And here’s a tip: Search “foreign” or “international” in Netflix’s search bar, and it’ll immediately show you all related movies. It’s as easy as that.

Roma, 2018
  • Snag Films (Free)

I know what you’re thinking – “Free? There’s no way. Nothing in this world is free!”

Yeah, nothing except Snag Films! Snag is an online streaming website that allows you to watch foreign movies and television episodes online for completely free. Their mission? To get more people to open their minds to more stories. You know that feeling on Christmas morning just before you start opening presents and can’t decide which one to start with? Yeah, Snag is kinda like that. Snag’s catalog features more than 2,000 movies and television shows, so there’s no more “There’s nothing to watch!” ever again.

My recommendations: Una Semana Solos (2007) and Bellissima (1951)

Bellissima, 1951
  • Kanopy (Free)

Never heard of Kanopy before? Yeah, neither had I, until a dear and wonderful friend suggested I try Kanopy when I had mentioned that I had been locked out of my Hulu account after my sister (who, umm… pays for it) changed the password. Ha!

I’m now convinced Kanopy is the world’s best kept online secret. It’s completely free, and all you need is either a library card from your local library or if you’re a college student, your school’s name. Just enter your information and WHAM! You’ve got, essentially, a free Netflix account. Kanopy’s catalog seems endless, and not only are their new releases, but they’re also movies you want to watch. No more adding movies to your watchlist and never, you know, watching them. Yeah, you’re welcome.

My recommendations: 3 Faces (2018) and Our Beloved Month of August (2008)

Our Beloved Month of August, 2008

And there you go! My top four picks for streaming foreign movies online. Not only are these services affordable and convenient for on-the-go, but they offer great selections of foreign films you never got to see in theaters because your theater didn’t screen them, or you never heard of them, or you’re just getting into films.
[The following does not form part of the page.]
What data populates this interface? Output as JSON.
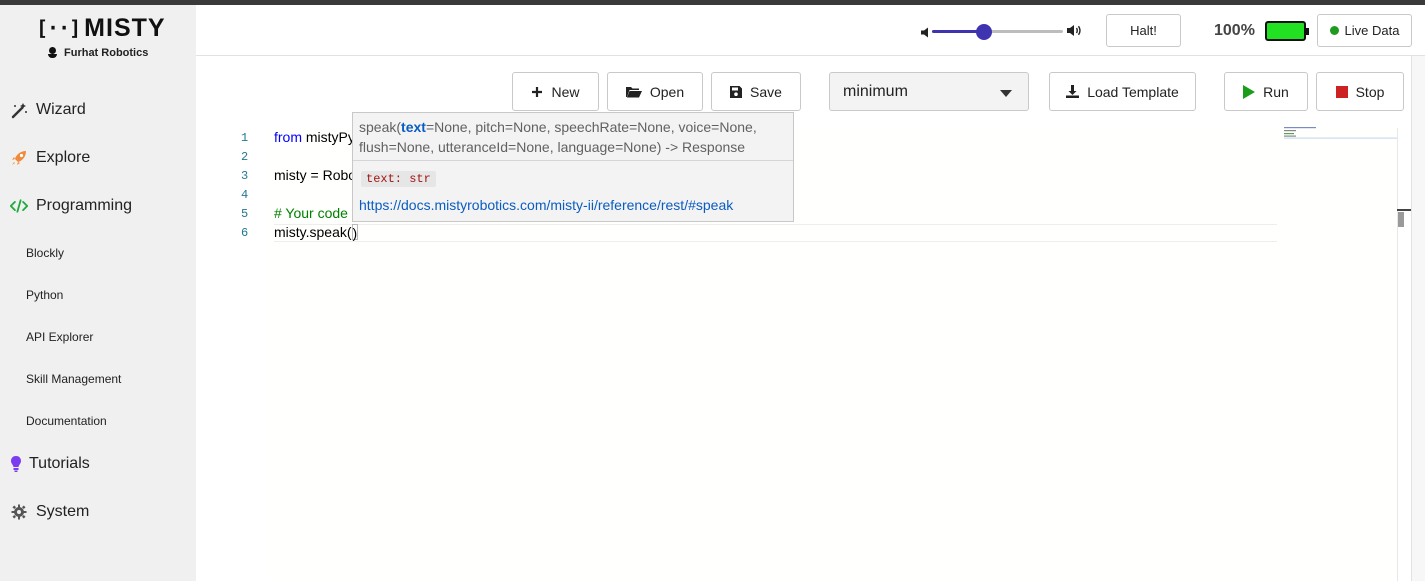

So grab your laptop/smartphone/television remote, relax, and let’s watch!